*PROBLEM TO WORK ON:* Scan the entries for lines with the word "data", then copy those lines.

*Stored items:*
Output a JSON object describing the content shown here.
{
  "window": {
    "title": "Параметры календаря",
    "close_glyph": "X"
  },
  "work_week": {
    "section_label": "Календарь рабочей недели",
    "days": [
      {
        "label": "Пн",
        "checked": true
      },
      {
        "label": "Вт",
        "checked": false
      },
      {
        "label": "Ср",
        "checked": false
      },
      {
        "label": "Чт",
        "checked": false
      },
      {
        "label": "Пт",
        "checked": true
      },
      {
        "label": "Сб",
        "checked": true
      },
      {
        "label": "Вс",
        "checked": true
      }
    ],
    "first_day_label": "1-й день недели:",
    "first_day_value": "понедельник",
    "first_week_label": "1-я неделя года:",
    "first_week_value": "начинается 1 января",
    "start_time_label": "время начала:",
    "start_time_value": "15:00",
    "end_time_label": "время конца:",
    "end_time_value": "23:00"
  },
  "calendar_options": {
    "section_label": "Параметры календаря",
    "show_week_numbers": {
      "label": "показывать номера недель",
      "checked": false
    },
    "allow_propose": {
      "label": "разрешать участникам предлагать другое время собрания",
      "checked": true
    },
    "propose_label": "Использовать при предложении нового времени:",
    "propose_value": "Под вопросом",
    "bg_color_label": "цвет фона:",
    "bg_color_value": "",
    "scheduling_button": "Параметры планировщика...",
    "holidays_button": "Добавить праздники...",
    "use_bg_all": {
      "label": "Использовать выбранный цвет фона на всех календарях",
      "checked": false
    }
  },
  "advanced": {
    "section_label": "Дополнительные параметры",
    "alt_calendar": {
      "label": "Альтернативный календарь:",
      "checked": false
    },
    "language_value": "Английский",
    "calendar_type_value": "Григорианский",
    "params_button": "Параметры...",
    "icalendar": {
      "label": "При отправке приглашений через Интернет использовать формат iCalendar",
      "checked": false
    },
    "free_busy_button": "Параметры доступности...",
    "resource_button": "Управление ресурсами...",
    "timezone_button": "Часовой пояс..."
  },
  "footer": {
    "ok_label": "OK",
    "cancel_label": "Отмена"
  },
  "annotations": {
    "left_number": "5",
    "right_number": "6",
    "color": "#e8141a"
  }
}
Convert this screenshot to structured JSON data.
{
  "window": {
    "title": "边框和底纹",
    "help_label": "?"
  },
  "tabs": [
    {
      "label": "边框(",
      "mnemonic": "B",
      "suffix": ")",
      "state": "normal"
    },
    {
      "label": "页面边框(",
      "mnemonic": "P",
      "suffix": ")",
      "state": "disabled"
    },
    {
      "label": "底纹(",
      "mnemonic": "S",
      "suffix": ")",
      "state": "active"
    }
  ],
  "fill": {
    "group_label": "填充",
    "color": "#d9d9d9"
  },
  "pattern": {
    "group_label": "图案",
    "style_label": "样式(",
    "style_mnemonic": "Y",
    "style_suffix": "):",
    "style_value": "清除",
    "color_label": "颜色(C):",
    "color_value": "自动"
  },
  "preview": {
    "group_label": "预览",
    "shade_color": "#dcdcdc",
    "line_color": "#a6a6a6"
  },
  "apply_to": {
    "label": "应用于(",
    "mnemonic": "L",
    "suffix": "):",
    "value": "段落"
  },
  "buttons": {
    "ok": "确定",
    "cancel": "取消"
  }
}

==

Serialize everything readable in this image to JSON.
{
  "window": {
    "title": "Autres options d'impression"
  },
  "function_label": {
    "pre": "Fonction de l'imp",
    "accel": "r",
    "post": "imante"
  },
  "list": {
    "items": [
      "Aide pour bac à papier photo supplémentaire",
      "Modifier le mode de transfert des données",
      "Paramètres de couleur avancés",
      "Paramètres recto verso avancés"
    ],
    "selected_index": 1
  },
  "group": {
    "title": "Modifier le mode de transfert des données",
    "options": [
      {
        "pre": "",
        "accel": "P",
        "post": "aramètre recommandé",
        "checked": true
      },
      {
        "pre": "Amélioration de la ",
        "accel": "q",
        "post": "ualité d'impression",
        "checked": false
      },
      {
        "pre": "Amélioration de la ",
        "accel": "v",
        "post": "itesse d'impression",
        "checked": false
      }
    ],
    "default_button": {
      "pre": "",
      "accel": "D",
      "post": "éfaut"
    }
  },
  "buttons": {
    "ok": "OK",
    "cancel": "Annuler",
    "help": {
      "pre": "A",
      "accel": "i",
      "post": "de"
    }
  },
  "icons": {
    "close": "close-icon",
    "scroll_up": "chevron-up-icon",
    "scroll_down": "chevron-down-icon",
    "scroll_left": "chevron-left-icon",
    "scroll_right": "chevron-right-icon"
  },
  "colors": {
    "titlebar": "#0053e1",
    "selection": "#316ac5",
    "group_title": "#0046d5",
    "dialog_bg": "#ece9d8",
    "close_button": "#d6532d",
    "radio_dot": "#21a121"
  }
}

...

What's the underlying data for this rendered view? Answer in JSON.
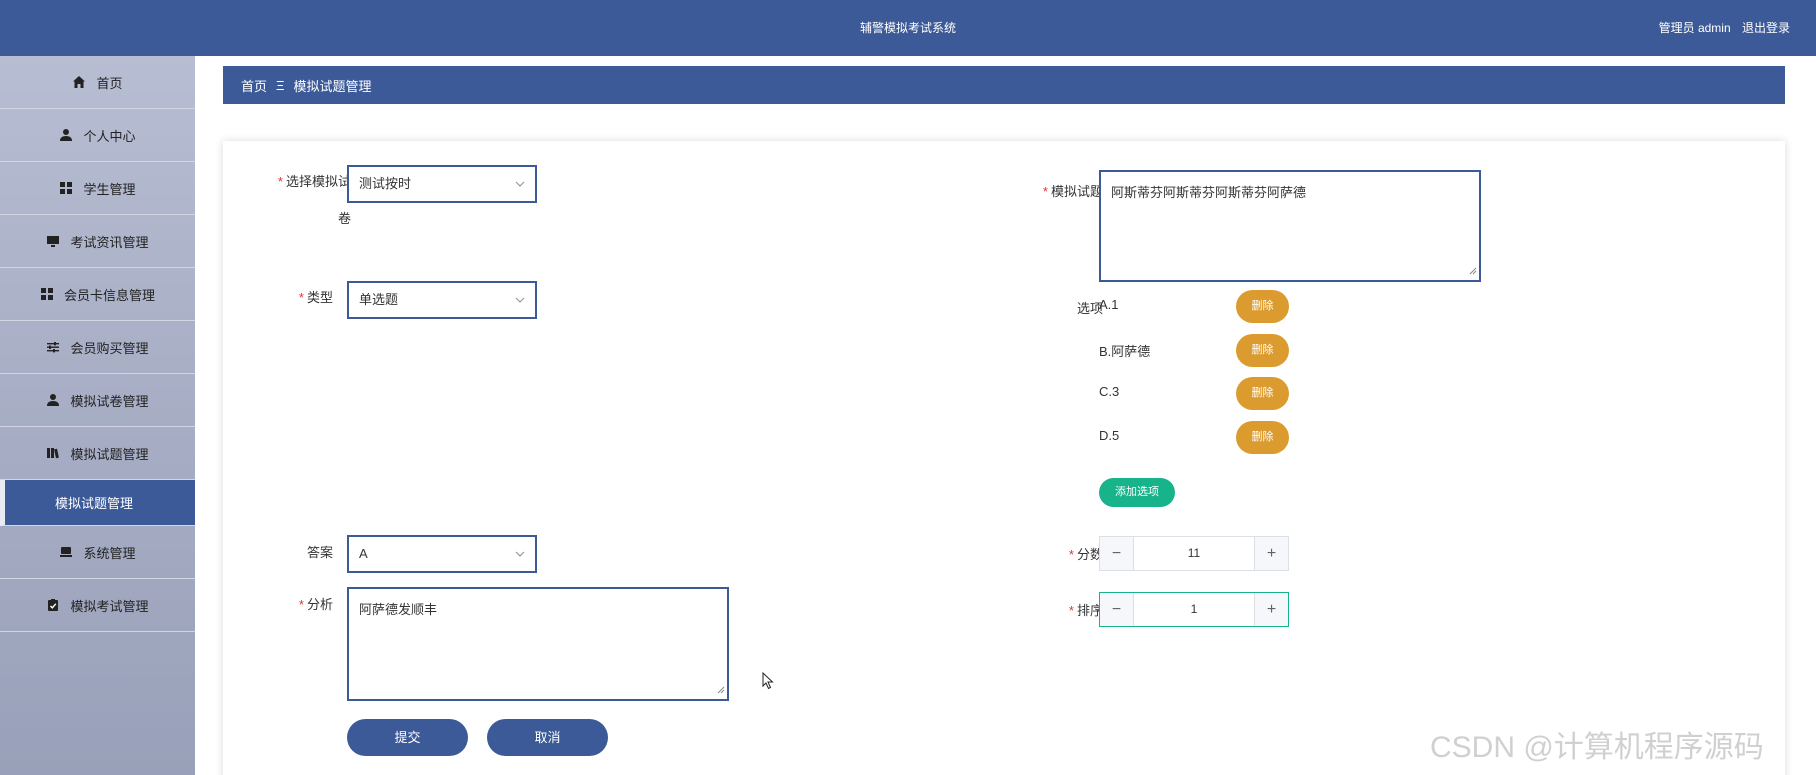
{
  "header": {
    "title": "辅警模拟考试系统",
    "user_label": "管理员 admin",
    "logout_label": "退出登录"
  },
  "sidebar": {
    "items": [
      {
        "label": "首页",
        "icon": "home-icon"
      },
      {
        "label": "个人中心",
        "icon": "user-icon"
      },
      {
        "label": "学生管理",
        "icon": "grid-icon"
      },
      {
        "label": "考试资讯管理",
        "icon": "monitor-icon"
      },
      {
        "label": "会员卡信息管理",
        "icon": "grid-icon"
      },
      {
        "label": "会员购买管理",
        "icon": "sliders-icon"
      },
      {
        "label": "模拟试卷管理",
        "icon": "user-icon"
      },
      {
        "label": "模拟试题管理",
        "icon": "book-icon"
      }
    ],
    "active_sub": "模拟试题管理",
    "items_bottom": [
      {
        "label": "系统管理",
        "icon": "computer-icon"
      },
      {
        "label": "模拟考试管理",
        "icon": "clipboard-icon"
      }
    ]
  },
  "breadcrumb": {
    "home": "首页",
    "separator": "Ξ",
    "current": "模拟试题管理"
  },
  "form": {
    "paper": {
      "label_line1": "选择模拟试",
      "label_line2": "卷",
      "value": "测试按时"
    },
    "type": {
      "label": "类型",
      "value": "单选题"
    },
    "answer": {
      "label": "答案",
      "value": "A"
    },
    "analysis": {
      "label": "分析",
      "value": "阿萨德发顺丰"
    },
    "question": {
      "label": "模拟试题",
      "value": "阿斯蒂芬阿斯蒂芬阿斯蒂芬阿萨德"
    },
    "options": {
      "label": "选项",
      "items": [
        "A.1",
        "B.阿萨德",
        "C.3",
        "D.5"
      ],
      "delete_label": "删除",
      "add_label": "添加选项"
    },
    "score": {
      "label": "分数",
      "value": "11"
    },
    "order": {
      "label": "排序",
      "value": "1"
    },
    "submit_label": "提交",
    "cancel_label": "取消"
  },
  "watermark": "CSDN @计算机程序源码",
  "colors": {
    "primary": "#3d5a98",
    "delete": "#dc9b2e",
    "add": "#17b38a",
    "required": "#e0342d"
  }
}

*RESPONSE AREA:*
Convert this screenshot to structured JSON data.
What's the underlying data for this rendered view? Answer in JSON.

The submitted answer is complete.